This really isn’t tea, as far as I’m concerned. It’s bitter, astringent water, and really doesn’t hold flavor at all. Had I known that black tea could taste so much of nothing, I never would’ve steeped this. Unfortunately, my taste buds have become a little to discerning for their own good, and now I desperately await my mum’s package of tea. (Does that make me a bad person? Derp.)
This tea is an excellent example of what Escoffier discovered, regarding how scent impacts our sense of taste. He served all of his food piping hot because he knew his diners would smell the food. Since smell comprises most of our actual ability to taste, voilà! Hot, this tea smells delicious, and subsequently tastes accordingly — vanilla without the artificial flavoring, though I found no tropical notes. Take away the heat, however, and you are left with a thin vanilla taste that requires sweetening. Kind of like when you see a guy who you thought was attractive — until he takes off his shirt and you aren’t squinting at him anymore because he is less than 20 feet away.
(Not that this happened recently to me or anything. Nope. Although, there was a Scottish bagpiper tonight in the park, and it was the best part of my day.)
How fresh! Added a teensy bit of agave nectar for sweetness, and this makes me feel oddly… French? This tea is sophisticated and classy, almost amber in color, with a creamy soft complexion, but can easily wear four inch heels the entire day. And possibly slash your tire with the heel. (Elegantly. Without you noticing.)

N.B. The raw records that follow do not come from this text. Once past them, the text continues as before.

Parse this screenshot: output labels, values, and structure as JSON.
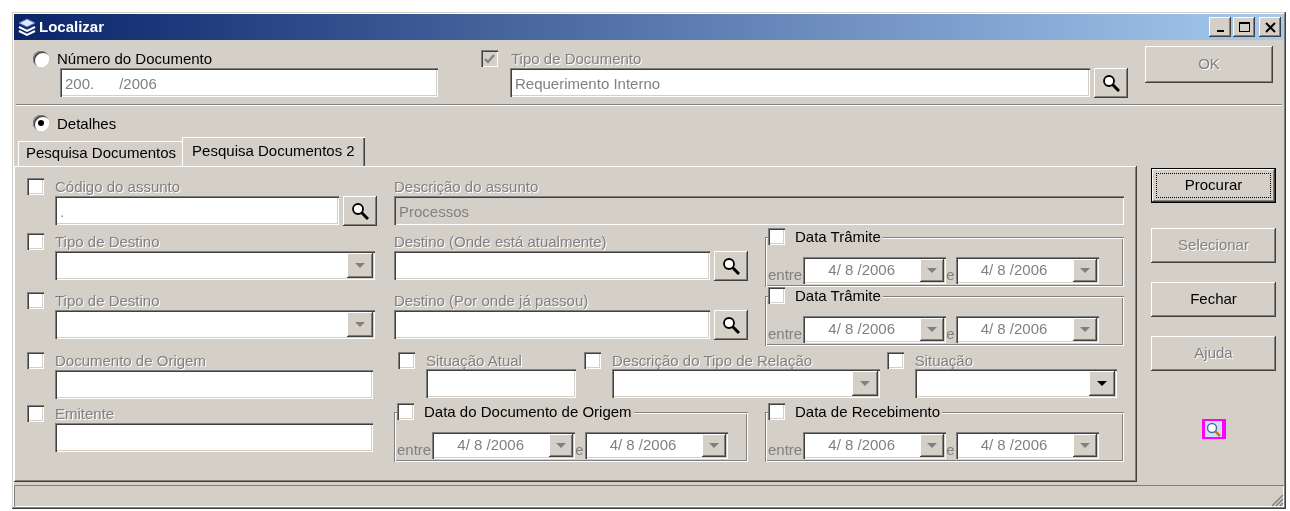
{
  "window": {
    "title": "Localizar"
  },
  "document_number": {
    "label": "Número do Documento",
    "selected": false,
    "value": "200.      /2006"
  },
  "document_type": {
    "label": "Tipo de Documento",
    "checked": true,
    "disabled": true,
    "value": "Requerimento Interno"
  },
  "ok_button": {
    "label": "OK",
    "disabled": true
  },
  "details": {
    "label": "Detalhes",
    "selected": true
  },
  "tabs": [
    {
      "label": "Pesquisa Documentos",
      "selected": false
    },
    {
      "label": "Pesquisa Documentos 2",
      "selected": true
    }
  ],
  "subject_code": {
    "label": "Código do assunto",
    "checked": false,
    "value": "."
  },
  "subject_description": {
    "label": "Descrição do assunto",
    "value": "Processos"
  },
  "destination_type_1": {
    "label": "Tipo de Destino",
    "checked": false,
    "disabled": true
  },
  "current_destination": {
    "label": "Destino (Onde está atualmente)"
  },
  "transit_date_1": {
    "label": "Data Trâmite",
    "checked": false,
    "range_label": "entre",
    "separator": "e",
    "from": "4/ 8 /2006",
    "to": "4/ 8 /2006"
  },
  "destination_type_2": {
    "label": "Tipo de Destino",
    "checked": false,
    "disabled": true
  },
  "past_destination": {
    "label": "Destino (Por onde já passou)"
  },
  "transit_date_2": {
    "label": "Data Trâmite",
    "checked": false,
    "range_label": "entre",
    "separator": "e",
    "from": "4/ 8 /2006",
    "to": "4/ 8 /2006"
  },
  "origin_document": {
    "label": "Documento de Origem",
    "checked": false
  },
  "current_status": {
    "label": "Situação Atual",
    "checked": false
  },
  "relation_type_description": {
    "label": "Descrição do Tipo de Relação",
    "checked": false,
    "disabled": true
  },
  "status": {
    "label": "Situação",
    "checked": false,
    "disabled": false
  },
  "issuer": {
    "label": "Emitente",
    "checked": false
  },
  "origin_document_date": {
    "label": "Data do Documento de Origem",
    "checked": false,
    "range_label": "entre",
    "separator": "e",
    "from": "4/ 8 /2006",
    "to": "4/ 8 /2006"
  },
  "receipt_date": {
    "label": "Data de Recebimento",
    "checked": false,
    "range_label": "entre",
    "separator": "e",
    "from": "4/ 8 /2006",
    "to": "4/ 8 /2006"
  },
  "buttons": [
    {
      "label": "Procurar",
      "disabled": false,
      "default": true
    },
    {
      "label": "Selecionar",
      "disabled": true,
      "default": false
    },
    {
      "label": "Fechar",
      "disabled": false,
      "default": false
    },
    {
      "label": "Ajuda",
      "disabled": true,
      "default": false
    }
  ]
}
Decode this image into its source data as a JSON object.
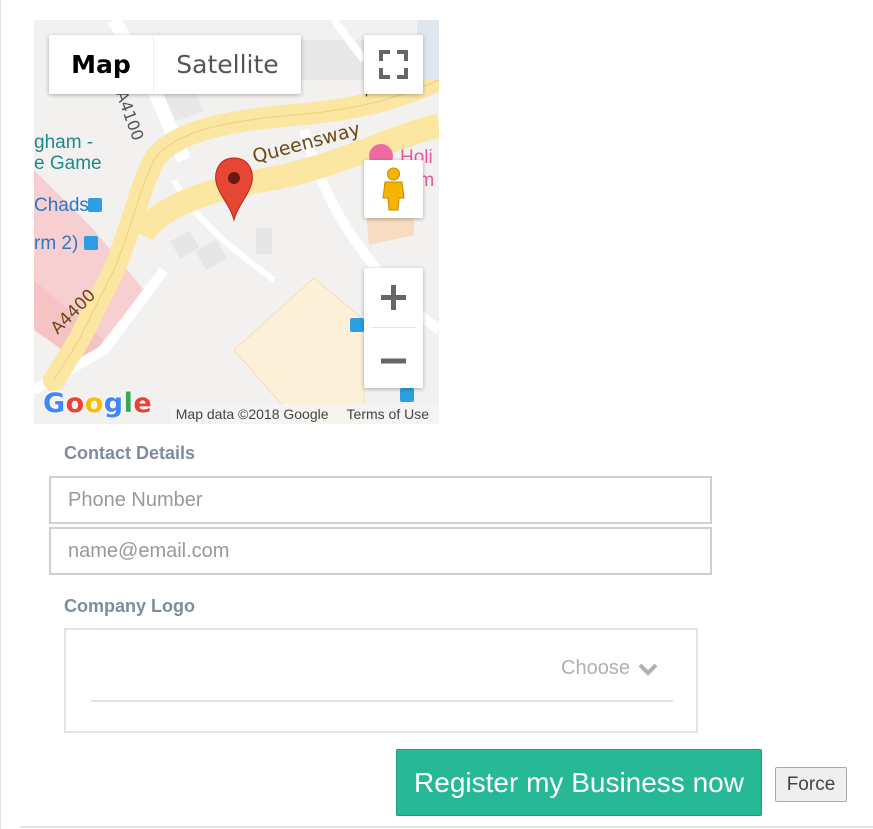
{
  "map": {
    "type_map": "Map",
    "type_satellite": "Satellite",
    "street_labels": [
      "Queensway",
      "A4400",
      "A4100",
      "A"
    ],
    "place_labels": [
      "gham -",
      "e Game",
      "Chads",
      "rm 2)",
      "Holi",
      "rm"
    ],
    "attribution": "Map data ©2018 Google",
    "terms": "Terms of Use",
    "logo_letters": [
      "G",
      "o",
      "o",
      "g",
      "l",
      "e"
    ],
    "icons": [
      "fullscreen-icon",
      "pegman-icon",
      "zoom-in-icon",
      "zoom-out-icon",
      "map-marker-icon"
    ]
  },
  "contact": {
    "label": "Contact Details",
    "phone_placeholder": "Phone Number",
    "email_placeholder": "name@email.com"
  },
  "logo": {
    "label": "Company Logo",
    "choose": "Choose"
  },
  "actions": {
    "register": "Register my Business now",
    "force": "Force"
  },
  "colors": {
    "accent": "#27b996",
    "label": "#7d8ca0"
  }
}
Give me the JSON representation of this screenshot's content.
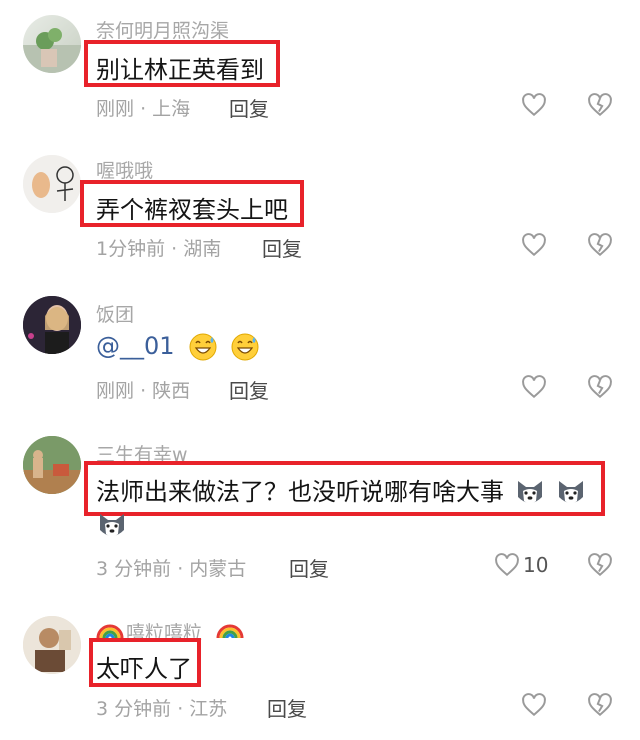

This is the blonde wearing dashing red lipstick that your mother warned you about, who pouts her lips and goes, “Oops.” None of the flavors are overpowering, and even on the second steep, I find this tea holds up decently.
But methinks that the complexity of this tea may ultimately be its downfall and its strength — black tea and green tea and mint and vanilla and a little bit of this and that. After all, everyone likes a classy affair. A woman is like a tea bag — you can’t tell how strong she is until you put her in hot water.
Drank this last night, following the White Licorice sampler — for ginger is where I reign supreme! Alas, I found this much too weak for me, and barely tasted the spicy snap of ginger. It is perfectly serene, as they say in the description, but I wanted the ginger to see a little more action. Onwards!
(Might have been a combination of too much water and not a high enough steep temperature, but I find that rawther doubtful.)